John Carlson called his return to MedStar Capitals Iceplex "a little awkward and weird," having to re-familiarize himself with his longtime training facility but with new boundaries due safety precautions now in place aimed at limiting the COVID-19 risk.
But Carlson welcomed the awkwardness, knowing it means hockey will soon be back, as Capitals teammates slowly trickle in from their respective self-isolation sites. As of now, the NHL requires players who have returned to work to undergo saliva testing three times per week to ensure their safety.
"It's been the first couple days a little awkward and weird, being in the same facility and not having access to certain parts of our locker room and that sort of thing," he said. "But something I'm happy to get back out there and start being able to train on the ice again and I think we're all willing to jump through hoops to make that happen."
With no regular season to reach their peak performance, this won't be like traditional training camps. While no formal date of when games would resume has been announced, the 24 teams still in the mix could have only a matter of weeks to get their minds and bodies in gear for playoff hockey.
"I think from a physical perspective, we're gonna be training to hit the ground running as best we can," Carlson said. "I think in a normal training camp, they might try to tease you and overwork you in some areas, but when you do get to this time of the year, everything just revolves around making sure that the players feel the best they possibly can on a game night and that will kind of I think bleed into our training camp."

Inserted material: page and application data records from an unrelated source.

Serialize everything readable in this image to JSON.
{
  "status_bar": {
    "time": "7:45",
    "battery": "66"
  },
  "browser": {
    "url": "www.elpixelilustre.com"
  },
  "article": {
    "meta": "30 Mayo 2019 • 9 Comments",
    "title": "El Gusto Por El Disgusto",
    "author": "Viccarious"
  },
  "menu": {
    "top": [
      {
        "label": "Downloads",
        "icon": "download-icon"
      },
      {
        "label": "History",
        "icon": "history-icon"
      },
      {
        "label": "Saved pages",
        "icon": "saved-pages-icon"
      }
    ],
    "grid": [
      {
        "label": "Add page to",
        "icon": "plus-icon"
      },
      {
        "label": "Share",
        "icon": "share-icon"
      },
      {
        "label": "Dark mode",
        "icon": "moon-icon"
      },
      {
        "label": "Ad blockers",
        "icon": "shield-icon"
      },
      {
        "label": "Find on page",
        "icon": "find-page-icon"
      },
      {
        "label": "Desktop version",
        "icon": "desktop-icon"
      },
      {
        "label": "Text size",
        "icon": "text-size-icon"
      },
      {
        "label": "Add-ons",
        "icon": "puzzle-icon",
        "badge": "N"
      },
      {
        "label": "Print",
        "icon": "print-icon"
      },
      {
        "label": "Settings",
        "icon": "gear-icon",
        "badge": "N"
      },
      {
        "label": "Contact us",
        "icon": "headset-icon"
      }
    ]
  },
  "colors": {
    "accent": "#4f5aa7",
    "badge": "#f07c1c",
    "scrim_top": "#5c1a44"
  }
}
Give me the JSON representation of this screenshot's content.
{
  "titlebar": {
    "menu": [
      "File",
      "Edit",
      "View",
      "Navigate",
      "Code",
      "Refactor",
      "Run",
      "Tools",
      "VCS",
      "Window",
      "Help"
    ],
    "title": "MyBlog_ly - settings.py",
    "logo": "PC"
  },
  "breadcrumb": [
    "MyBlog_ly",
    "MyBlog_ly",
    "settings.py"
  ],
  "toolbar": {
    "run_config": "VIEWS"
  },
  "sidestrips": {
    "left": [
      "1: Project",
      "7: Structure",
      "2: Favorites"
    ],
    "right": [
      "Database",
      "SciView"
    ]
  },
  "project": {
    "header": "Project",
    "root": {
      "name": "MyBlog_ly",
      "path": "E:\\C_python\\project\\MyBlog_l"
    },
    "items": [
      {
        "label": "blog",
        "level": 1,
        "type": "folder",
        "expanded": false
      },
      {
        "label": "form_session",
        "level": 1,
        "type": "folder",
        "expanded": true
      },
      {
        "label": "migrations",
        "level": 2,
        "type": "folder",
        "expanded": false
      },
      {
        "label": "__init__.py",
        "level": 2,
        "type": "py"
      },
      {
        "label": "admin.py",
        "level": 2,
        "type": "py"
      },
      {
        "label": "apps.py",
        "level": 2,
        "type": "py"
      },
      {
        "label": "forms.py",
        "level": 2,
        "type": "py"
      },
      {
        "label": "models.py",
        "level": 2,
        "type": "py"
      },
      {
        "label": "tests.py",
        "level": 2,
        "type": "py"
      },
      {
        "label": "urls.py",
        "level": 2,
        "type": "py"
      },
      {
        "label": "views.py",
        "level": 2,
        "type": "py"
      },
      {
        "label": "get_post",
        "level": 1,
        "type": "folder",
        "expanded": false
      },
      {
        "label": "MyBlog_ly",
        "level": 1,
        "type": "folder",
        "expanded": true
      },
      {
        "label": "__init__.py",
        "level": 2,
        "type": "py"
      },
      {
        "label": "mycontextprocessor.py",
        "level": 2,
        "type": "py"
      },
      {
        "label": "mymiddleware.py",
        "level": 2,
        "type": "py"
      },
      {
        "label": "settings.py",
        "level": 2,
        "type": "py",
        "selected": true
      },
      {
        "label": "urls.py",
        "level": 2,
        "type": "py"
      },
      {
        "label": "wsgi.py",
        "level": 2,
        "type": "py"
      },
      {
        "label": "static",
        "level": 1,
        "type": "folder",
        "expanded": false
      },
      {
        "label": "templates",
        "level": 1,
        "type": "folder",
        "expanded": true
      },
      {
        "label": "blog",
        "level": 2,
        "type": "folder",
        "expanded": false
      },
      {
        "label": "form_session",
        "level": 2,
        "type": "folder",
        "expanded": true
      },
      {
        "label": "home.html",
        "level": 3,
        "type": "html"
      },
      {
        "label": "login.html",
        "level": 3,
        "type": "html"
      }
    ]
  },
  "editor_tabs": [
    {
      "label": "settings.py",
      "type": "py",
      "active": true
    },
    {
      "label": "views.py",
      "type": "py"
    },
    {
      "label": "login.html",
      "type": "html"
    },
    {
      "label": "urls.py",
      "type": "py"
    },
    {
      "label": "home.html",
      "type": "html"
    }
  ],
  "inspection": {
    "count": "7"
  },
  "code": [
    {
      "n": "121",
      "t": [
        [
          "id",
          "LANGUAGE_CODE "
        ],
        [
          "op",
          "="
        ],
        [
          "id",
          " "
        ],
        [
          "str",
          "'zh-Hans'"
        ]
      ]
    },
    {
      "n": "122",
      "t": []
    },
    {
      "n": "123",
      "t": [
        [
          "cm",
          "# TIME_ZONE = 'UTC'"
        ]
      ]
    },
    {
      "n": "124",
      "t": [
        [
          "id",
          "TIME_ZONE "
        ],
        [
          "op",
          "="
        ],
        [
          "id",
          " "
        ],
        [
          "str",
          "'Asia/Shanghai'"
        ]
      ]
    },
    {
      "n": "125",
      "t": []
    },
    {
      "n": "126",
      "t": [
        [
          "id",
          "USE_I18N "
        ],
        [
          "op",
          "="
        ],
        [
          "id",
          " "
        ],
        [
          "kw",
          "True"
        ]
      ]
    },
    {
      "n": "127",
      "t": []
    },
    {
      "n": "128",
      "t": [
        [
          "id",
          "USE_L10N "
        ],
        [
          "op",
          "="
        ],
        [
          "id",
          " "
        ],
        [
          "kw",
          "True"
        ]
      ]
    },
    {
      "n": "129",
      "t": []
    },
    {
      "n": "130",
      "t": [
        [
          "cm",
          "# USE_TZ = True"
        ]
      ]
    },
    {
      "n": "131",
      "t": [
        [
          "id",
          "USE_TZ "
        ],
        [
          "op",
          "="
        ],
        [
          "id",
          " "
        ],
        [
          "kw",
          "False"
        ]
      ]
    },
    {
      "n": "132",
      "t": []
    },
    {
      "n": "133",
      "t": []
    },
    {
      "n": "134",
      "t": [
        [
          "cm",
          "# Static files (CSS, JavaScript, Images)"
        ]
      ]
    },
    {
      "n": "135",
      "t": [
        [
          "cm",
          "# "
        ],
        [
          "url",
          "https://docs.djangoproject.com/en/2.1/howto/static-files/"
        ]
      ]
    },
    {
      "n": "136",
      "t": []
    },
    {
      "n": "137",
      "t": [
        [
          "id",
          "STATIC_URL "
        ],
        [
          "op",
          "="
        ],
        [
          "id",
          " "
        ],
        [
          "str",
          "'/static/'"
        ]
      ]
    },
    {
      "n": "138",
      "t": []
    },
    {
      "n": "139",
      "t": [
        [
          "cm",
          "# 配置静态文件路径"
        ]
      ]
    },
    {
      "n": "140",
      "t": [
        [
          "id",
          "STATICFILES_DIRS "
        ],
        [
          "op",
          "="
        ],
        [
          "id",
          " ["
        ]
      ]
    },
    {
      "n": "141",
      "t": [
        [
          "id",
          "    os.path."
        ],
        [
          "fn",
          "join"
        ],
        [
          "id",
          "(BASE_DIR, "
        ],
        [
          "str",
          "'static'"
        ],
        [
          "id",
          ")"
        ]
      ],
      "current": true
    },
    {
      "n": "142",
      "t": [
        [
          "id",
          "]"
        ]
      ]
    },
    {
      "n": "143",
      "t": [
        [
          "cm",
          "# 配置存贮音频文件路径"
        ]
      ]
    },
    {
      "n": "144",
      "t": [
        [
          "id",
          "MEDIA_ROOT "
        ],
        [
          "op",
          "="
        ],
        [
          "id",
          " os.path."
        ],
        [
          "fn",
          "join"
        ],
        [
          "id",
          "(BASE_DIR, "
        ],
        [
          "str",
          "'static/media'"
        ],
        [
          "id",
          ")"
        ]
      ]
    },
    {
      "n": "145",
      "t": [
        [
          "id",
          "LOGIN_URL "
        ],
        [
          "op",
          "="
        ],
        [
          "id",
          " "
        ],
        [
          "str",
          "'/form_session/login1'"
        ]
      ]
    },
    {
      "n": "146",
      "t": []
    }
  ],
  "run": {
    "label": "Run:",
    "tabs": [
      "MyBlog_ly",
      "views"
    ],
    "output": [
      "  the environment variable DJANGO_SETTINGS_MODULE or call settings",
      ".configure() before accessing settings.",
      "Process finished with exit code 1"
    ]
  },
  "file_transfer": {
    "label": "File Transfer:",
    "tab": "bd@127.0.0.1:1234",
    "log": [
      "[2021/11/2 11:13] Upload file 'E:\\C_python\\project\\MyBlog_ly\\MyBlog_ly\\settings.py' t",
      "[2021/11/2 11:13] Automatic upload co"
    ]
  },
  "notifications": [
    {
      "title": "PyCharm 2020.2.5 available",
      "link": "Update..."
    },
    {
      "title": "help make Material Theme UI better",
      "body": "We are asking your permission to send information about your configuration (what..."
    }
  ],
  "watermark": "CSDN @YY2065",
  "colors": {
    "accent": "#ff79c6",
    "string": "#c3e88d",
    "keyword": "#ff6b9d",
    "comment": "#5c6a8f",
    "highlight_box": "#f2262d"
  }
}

"I've talked to some of the coaches and I'm sure that's what they're planning, is get a lot of the hard work done in the beginning so that we're primed to go when we need to peak," he said. "I think it'll be abbreviated in length, but from a physical perspective, we're really gonna be more focused on on-ice activity versus off-ice, which is probably the biggest difference."
When play does resume, the NHL will divide the league by Eastern and Western Conferences, with 12 teams playing in one hub city and the other 12 playing in another. Chicago, Columbus, Dallas, Edmonton, Las Vegas, Los Angeles, Minneapolis/St. Paul, Pittsburgh, Toronto and Vancouver have all been identified as potential hubs, although players don't yet know in which city they're teams will be stationed. Carlson knows which city he's rooting for.
"I think from an infrastructure standpoint, Vegas would make the most sense," he said. "I know there's a lot more that goes into it than just that."
On a personal level, that means packing up and being removed from their families, potentially for months on end.
"Yeah, it doesn't really matter. We're gonna be away from everyone no matter where we go," Carlson said, "so a little sunshine definitely wouldn't hurt the soul, I would say. But yeah, just all based on how far things are, we need enough practice rinks, enough hotel space and maybe some space for activities so we aren't sitting in the hotel room for a long period of time, and Vegas seems to make the most sense to me. But there is probably I think four or five right now that are being deeply thought about that all make sense to me."